This post is part of our series of Research Roundups — a list of recently published studies on humanism in healthcare. If you would like to be notified each time a Research Roundup is published, send an email to email@example.com with the subject line “Subscribe RR.”
Publications from Gold Foundation-Affiliated Authors
Using virtual patients to teach empathy: A randomized controlled study to enhance medical students’ empathic communication
Foster A, Chaudhary N, Kim T, Waller JL, et al. Simul Healthc. 2016 Feb 2.
This study was funded by the Arnold P. Gold Foundation.
70 medical students were randomly assigned to 3 separate study groups where they interacted with one type of virtual patient. Then all students interviewed a standardized patient during which there were opportunities to express empathy. Students who interacted with the empathy-feedback virtual patient showed higher empathy in the standardized patient interview than did the students in the other two study groups.
The impact of resident training on communication with families in the ICU: Resident and family outcomes
Sullivan AM, Rock LK, Gadmer NM, Norwich DE, Schwartzstein RM. Ann Am Thorac Soc. 2016 Mar 18
Dr. Rock is a Mapping the Landscape, Journeying Together grant recipient
Residents in an ICU rotation were required to attend a weekly communication training program. The program included interactive discussion and role play with immediate feedback from simulated family members. After real-life family members interacted with a resident they were asked to complete a survey. Family members were more likely to describe residents as having “fully met” their informational and emotional needs when the resident had completed 2-3 course sessions compared with residents who had taken one session or no sessions.
Burnout and alcohol abuse/dependence among U.S.medical students
Jackson ER, Shanafelt TD, Hasan O, Satele DV, Dyrbye LN. Acad Med. 2016 Mar 1
Dr. Shanafelt is a Mapping the Landscape, Journeying Together grant recipient
In 2012, the authors completed a national survey of 4,400+ medical students. 32% met diagnostic criteria for alcohol abuse/dependence. Students who were burned out, depressed, or reported low mental or emotional quality of life were more likely to have alcohol abuse/dependence.
Building resilience for palliative care clinicians: An approach to burnout prevention based on individual skills and workplace factors
Back AL, Steinhauser KE, Kamal AH, Jackson VA. J Pain Symptom Manage. 2016 Feb 24
All authors are Mapping the Landscape, Journeying Together grant recipients
Researchers sought to design an acceptable, scalable, and testable intervention tailored to the needs of palliative care clinicians. In this article, they describe their paradigm for approaching clinician resilience, their conceptual model, and their curriculum for a workplace resilience intervention for hospital-based palliative care teams. The intervention will focus on individual skill building, and will be evaluated with measures of resilience, coping, and affect.

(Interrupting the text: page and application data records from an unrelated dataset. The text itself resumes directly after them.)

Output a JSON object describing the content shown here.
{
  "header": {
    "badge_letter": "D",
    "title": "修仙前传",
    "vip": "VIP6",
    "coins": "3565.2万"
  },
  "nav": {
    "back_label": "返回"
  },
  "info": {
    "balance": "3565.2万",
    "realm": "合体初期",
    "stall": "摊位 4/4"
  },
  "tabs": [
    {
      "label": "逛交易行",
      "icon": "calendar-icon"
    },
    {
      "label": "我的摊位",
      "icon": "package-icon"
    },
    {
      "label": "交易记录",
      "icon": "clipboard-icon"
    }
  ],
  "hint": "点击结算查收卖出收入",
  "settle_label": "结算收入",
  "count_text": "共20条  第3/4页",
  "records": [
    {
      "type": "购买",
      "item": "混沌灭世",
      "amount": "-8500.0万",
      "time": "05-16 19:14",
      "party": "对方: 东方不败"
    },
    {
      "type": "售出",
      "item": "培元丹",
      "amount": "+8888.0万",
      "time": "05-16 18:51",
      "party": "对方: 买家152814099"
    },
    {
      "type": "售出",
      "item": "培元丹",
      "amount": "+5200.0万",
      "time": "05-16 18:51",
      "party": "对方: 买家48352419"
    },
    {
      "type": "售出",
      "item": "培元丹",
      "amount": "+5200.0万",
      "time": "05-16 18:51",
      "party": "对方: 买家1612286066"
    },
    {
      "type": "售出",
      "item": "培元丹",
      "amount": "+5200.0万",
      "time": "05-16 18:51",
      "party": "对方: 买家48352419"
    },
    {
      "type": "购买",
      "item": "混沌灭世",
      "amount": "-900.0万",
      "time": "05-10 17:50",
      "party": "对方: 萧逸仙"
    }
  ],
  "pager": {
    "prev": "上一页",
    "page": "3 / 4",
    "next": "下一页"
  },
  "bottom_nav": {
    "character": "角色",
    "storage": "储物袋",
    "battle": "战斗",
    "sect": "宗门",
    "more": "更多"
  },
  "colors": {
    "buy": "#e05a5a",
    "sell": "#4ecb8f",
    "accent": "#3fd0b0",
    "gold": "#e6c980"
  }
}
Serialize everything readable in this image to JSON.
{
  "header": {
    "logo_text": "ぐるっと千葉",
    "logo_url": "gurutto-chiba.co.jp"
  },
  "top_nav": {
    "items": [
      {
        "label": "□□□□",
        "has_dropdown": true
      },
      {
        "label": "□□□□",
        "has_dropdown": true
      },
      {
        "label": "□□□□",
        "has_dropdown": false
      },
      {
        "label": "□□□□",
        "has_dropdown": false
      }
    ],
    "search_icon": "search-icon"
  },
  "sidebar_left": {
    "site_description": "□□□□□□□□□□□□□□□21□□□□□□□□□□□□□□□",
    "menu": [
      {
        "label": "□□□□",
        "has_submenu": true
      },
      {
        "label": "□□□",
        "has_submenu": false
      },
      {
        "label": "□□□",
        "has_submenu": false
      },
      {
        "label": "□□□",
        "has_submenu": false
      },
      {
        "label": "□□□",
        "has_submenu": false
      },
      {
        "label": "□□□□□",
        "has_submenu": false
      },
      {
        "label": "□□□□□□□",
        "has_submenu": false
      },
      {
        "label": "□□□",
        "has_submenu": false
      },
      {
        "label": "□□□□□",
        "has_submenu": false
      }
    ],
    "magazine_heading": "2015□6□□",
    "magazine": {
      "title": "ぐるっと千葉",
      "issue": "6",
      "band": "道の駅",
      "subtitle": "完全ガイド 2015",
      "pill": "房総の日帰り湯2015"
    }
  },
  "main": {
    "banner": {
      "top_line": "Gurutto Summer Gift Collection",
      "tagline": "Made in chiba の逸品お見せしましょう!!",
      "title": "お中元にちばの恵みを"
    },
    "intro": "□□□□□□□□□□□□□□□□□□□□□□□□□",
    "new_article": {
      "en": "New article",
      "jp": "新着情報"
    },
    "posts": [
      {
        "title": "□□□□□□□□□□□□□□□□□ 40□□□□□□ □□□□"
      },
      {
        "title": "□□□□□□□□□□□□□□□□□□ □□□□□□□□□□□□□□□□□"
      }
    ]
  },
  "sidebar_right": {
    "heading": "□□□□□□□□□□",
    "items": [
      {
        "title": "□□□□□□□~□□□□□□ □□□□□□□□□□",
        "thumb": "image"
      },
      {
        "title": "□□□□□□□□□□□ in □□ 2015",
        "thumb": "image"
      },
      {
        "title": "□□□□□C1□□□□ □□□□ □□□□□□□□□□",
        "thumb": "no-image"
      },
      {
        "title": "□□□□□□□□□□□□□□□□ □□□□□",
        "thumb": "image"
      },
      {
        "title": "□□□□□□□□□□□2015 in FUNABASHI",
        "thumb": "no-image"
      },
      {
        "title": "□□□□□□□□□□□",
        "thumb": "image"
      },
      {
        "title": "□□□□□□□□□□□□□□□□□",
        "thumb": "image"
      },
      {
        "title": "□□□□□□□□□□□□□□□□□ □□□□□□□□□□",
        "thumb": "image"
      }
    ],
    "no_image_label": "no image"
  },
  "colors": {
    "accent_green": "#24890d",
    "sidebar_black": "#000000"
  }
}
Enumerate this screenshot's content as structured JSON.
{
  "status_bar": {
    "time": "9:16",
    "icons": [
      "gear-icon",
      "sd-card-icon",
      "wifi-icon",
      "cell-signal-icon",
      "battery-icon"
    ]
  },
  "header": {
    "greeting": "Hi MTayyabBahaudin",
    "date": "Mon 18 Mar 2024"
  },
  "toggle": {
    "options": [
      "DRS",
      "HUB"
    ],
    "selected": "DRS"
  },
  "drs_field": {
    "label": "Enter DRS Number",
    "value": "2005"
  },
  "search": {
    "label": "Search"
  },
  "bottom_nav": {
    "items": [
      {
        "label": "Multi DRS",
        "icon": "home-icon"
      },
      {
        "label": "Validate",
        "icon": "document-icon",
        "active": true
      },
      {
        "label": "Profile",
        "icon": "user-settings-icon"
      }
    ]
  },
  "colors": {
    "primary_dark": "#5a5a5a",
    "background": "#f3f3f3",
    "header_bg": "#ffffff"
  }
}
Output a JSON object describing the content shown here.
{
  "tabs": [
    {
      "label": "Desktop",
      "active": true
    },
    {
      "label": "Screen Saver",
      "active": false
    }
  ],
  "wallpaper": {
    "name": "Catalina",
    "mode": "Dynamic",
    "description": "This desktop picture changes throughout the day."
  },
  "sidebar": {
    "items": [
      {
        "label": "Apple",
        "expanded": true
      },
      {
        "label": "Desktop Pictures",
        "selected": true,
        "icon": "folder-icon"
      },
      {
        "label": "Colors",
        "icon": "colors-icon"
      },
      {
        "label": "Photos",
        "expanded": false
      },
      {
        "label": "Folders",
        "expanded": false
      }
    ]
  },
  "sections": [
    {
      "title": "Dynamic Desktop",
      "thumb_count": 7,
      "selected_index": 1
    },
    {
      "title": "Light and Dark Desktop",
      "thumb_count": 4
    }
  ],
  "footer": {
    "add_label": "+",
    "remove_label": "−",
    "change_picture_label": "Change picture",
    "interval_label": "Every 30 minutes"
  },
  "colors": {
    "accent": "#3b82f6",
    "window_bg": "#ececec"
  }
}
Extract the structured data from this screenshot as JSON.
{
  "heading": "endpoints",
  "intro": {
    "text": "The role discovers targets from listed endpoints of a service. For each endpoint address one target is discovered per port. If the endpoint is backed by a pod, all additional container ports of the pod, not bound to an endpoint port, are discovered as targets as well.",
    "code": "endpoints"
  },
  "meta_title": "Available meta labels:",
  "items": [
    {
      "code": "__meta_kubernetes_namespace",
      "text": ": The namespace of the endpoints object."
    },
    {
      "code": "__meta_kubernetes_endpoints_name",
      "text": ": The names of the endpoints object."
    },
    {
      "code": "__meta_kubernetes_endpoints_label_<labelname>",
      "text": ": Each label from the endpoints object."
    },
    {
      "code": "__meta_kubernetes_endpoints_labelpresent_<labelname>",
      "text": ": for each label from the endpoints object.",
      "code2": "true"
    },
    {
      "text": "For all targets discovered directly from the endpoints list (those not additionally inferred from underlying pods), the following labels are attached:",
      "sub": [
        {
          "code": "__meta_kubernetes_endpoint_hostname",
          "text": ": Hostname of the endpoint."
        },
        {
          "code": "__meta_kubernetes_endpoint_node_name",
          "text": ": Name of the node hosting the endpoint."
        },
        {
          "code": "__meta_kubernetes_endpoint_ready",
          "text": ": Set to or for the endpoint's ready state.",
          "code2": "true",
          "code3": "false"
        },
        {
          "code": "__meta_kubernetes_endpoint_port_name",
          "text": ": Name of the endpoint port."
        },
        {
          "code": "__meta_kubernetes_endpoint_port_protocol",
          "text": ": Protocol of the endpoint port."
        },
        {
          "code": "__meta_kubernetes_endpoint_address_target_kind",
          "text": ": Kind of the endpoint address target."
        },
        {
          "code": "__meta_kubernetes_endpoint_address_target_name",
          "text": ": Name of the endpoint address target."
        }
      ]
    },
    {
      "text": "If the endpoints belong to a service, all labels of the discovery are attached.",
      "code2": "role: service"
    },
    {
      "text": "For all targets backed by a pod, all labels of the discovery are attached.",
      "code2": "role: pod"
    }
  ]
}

Communication skills training for physicians improves patient satisfaction
Boissy A, Windover AK, Bokar D, Karafa M, Neuendorf K, Frankel RM, Merlino J, Rothberg MB. J Gen Intern Med. 2016 Feb 26.
Dr. Boissy is a Gold Humanism Scholar and Dr. Frankel is an advisory to the Gold Foundation Research Institute
This observational study of over 3,400 physicians examined the impact of experiential relationship-centered physician communication skills training on patient satisfaction and physician experience. The training was found to improve patient satisfaction scores, improve physician empathy and self-efficacy, and reduce physician burnout.
Prevalence of depression amongst medical students: A meta-analysis
Puthran R, Zhang MW, Tam WW, Ho RC. Med Educ. 2016 Apr;50(4):456-68.
Researchers conducted a systematic review of studies examining prevalence of depression among medical students. Analyses of 77 included studies demonstrated a global prevalence of depression amongst medical students of 28.0% (95% confidence interval [CI] 24.2-32.1%) but treatment rates were relatively low.
The effects of hospital-level factors on patients’ ratings of physician communication
Al-Amin M, Makarem SC. J Healthc Manag. 2016 Jan-Feb;61(1):28-41.
Researchers examined data from HCAHPS and the American Hospital Association from over 2,700 hospitals. Three organizational factors had statistically significant negative associations with physician communication: for-profit ownership; hospital size; and hospitalists providing care in the hospital. Positive associations with patients’ ratings of physician communication were the number of full-time-equivalent physicians and dentists per 10,000 inpatient days; physician or public ownership of the hospital; and Medicare share of inpatient days.
This post was written by Brandy King, Head of Information Services at The Arnold P. Gold Foundation Research Institute